◆ Exercise goal
Locate the lines of the listing below that hold "before", then copy each of them.
- Opening Delimiter -
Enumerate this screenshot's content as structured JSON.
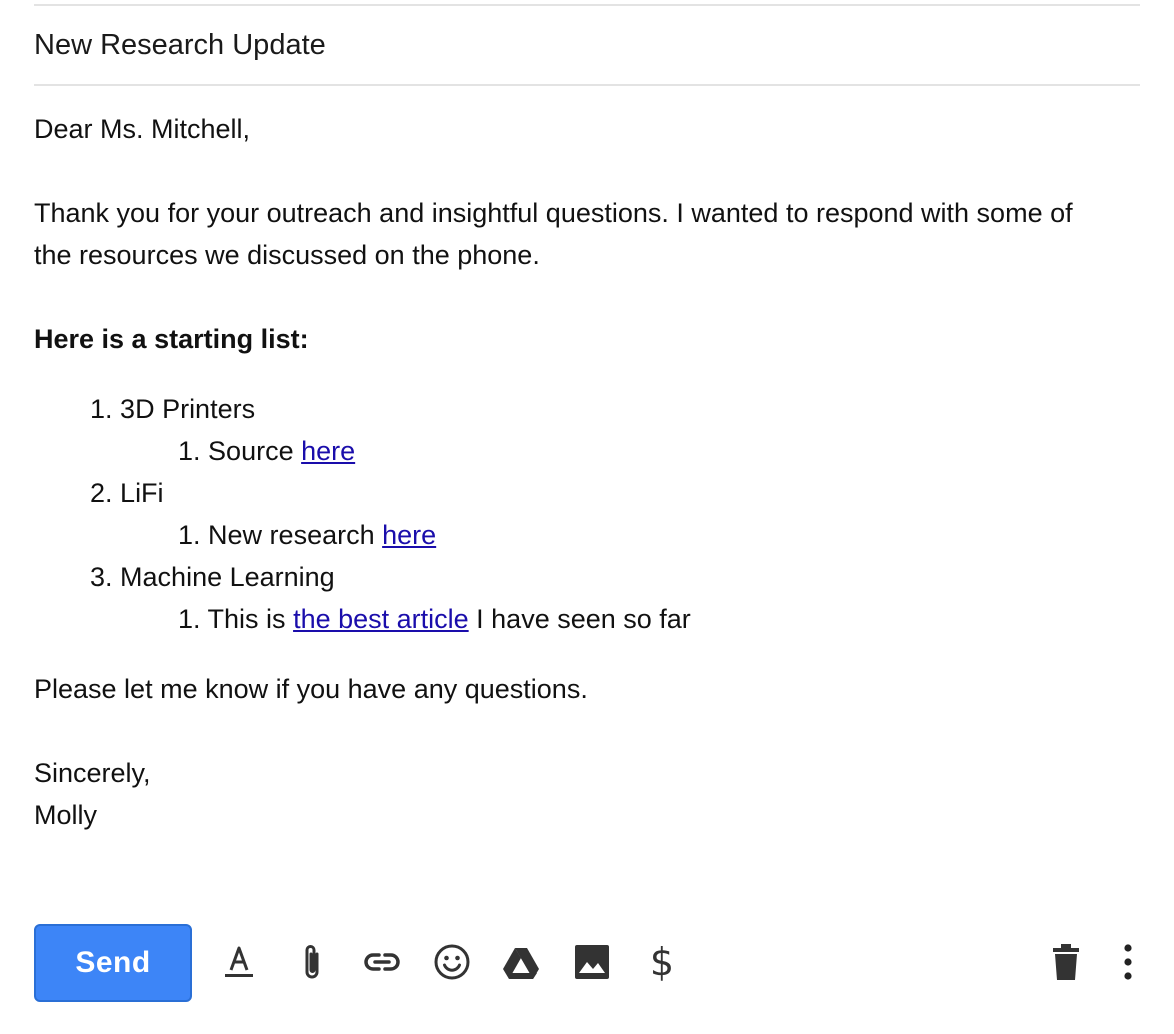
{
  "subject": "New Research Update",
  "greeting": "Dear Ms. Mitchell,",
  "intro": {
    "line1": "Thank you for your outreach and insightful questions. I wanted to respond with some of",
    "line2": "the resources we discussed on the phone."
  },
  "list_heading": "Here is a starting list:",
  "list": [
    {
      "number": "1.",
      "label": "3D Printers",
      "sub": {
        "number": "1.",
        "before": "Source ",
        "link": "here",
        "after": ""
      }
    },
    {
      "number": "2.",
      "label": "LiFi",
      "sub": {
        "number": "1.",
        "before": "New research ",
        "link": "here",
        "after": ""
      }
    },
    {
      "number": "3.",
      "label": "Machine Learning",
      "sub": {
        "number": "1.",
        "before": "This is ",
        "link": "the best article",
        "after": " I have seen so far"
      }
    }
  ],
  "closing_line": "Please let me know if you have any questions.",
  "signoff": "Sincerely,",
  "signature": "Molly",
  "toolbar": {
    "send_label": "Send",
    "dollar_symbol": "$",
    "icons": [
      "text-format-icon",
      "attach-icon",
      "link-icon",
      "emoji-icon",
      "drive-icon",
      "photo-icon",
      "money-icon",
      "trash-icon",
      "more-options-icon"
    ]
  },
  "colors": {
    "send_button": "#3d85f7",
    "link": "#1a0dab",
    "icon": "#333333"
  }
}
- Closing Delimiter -
◆ Task answer
        "before": "Source ",
        "before": "New research ",
        "before": "This is ",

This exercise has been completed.